UN Human Rights Council, 11th Session
Statement by the Delegation of the United States
Geneva, Monday, June 15, 2009
Thank you Mr. President,
The advancement of human rights and effective responses to climate change are policy priorities for the United States.
As we noted in our submission to the Office of the High Commissioner for Human Rights last fall, the United States agrees that “climate change … has implications for the full enjoyment of human rights,” although we note that there is no direct formal relationship between climate change and human rights as a legal matter. Many countries are vulnerable to climate variability, such as changes in annual rainfall, and climate change will add to that vulnerability.

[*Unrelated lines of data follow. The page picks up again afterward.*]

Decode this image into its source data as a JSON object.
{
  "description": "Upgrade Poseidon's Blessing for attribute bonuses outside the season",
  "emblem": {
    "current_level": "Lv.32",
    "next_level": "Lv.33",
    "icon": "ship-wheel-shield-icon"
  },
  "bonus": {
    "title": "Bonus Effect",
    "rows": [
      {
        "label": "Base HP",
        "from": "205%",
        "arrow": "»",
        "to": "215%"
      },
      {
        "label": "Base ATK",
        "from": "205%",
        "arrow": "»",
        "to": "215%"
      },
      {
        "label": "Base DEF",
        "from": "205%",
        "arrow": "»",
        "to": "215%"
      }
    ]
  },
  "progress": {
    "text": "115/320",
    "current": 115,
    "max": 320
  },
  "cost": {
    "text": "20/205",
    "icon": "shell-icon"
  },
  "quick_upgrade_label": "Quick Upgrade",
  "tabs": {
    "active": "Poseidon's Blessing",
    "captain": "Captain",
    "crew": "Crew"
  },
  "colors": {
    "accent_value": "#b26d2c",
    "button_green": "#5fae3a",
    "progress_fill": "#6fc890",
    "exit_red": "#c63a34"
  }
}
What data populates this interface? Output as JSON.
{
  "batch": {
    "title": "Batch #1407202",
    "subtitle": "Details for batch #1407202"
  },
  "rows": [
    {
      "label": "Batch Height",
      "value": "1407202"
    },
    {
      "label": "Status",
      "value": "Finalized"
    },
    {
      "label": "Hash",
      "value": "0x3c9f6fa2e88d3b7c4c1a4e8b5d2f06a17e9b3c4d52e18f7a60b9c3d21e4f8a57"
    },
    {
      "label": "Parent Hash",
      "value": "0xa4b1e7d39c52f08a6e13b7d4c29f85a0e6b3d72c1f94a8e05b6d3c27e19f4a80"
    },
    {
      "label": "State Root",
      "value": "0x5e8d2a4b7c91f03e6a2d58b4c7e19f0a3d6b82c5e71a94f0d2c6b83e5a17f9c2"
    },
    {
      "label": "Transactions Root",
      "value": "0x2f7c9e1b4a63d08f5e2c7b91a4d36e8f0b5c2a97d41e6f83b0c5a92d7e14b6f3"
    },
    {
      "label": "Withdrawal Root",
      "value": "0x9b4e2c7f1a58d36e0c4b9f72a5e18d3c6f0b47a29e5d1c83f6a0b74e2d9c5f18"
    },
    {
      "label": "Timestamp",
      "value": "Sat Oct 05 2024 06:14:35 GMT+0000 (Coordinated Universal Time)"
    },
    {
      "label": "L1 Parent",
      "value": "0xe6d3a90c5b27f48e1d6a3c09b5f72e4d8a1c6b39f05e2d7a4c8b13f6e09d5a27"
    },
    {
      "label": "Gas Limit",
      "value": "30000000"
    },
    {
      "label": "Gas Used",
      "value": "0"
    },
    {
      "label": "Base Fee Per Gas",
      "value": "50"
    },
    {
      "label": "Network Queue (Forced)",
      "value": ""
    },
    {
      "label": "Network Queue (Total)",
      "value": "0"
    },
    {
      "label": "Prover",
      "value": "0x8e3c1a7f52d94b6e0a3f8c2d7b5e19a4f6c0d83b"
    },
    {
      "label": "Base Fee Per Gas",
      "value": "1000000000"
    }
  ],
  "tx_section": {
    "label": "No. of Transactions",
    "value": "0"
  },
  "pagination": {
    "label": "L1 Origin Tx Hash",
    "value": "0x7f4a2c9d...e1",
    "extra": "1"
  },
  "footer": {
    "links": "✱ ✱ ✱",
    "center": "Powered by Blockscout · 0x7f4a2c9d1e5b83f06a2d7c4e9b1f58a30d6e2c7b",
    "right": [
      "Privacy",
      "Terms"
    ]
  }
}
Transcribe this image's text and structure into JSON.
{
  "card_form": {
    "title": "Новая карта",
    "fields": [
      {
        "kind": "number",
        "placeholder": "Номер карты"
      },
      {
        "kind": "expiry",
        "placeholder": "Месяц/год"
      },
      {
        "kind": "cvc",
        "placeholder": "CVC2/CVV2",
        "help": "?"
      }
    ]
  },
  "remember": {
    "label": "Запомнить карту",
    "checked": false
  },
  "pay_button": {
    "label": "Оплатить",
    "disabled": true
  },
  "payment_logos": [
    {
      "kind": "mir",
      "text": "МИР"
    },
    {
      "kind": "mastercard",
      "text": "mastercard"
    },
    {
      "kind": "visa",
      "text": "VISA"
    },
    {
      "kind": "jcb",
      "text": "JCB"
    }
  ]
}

Certainly, governments should be mindful of their international human rights obligations when considering any significant domestic policy initiatives, including those related to climate change; but the United States does not consider that human rights law provides an optimal framework for addressing climate change internationally. Instead, the United States believes that climate change can be more effectively addressed through traditional systems of international cooperation, including through the United Nations Framework Convention on Climate Change process. The goals of many of the U.S. Government’s development efforts – a well-educated population, a diverse and open economy, a secure and stable government – will serve countries well in efforts to achieve a low-carbon energy future and to build resilience to climate change.
The President is committed to addressing the threat of climate change through aggressive action to reduce U.S. emissions and broad engagement with countries from all regions.
The United States notes the contributions of the panelists today in contributing to our shared understanding of how climate change affects communities and individuals around the world. We acknowledge that these issues do overlap and efforts to address climate change and to advance human rights have a number of common and mutually reinforcing elements.
Notably, the United States considers that the attributes that contribute to climate solutions -good governance, transparency, and rule of law – are also essential to the promotion of democracy and human rights. In addition, vibrant civil societies, including independent nongovernmental groups and a free media, also are essential to the success of democracies, and help to bring issues, such as environmental concerns, to the forefront, and hold authorities to account to ensure that such important issues are addressed.
Thank you to the panelists and thank you, Mr. President.